Most athletes are very familiar with the muscle fatigue that can come after hard exercise.
Over time, the buildup of muscle fatigue may affect athletic performance, as well as increase the time needed for recovery between bouts of exercise. This can be debilitating and frustrating for professional athletes, those who exercise regularly, and even the “weekend warriors” who may only engage in exercise once a week or less.
What if there was a simple, effective method not only to treat muscles after exercise, but also beforehand, to prevent excessive buildup of serum lactate and creatine kinase (CK), which lead to muscle fatigue?
A randomized trial, published in the February 2014 issue of Photomedicine and Laser Surgery, found that low level laser therapy might be the solution to treating debilitating muscle fatigue in athletes.
In this trial, a group of 27 male athletes were divided into three groups—placebo, pre-fatigue, and post-fatigue—to determine the effects of low level laser therapy (830 nm) on skeletal muscle fatigue before and after exercise.

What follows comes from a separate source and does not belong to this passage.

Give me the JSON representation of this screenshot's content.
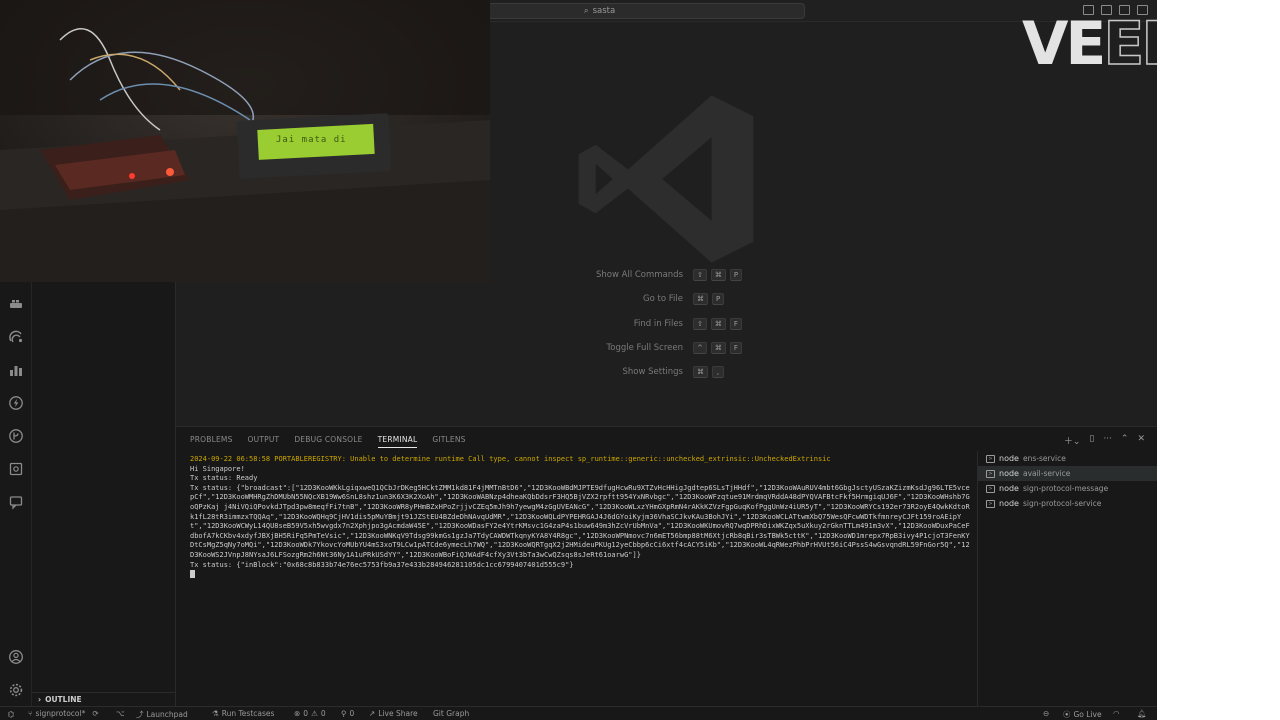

The experiment was performed in two sessions that were a week apart. The subjects did two sessions of stretching, followed by blood collection to determine the amount of serum lactate and CK in the muscles before and after quadriceps muscle fatigue induced by leg lifts.
An infrared laser device was used on the femoral quadriceps at 70 seconds per leg. The researchers measured the number of repetitions and time until muscle fatigue as primary outcomes. Serum lactate (before and five, 10, and 15 minutes after exercise) and CK levels (before and five minutes after exercise) were secondary outcomes.
The number of leg lift repetitions and time until muscle fatigue were similar for all three groups. However, those athletes who received post-fatigue laser treatment had significantly lower serum lactate concentration than those who received the placebo treatment. Furthermore, serum lactate levels also significantly decreased within the post-fatigue group over time. The CK levels were also lower in the post-fatigue group.
The researchers concluded: “Laser application either before or after fatigue reduced the post-fatigue concentrations of serum lactate and CK. The results were more pronounced in the post-fatigue laser group.”
Based on this research, it would appear that low level laser therapy can be a valuable addition to any chiropractor’s treatment regimen to reduce muscle fatigue for those patients who regularly exercise or participate in sports.
Dos Reis FA, da Silva BA, Laraia EM, de Melo RM, et al. Effects of pre- or post-exercise low-level laser therapy (830 nm) on skeletal muscle fatigue and biochemical markers of recovery in humans: double-blind placebo-controlled trial. Photomed Laser Surg. 2014;32(2):106–112.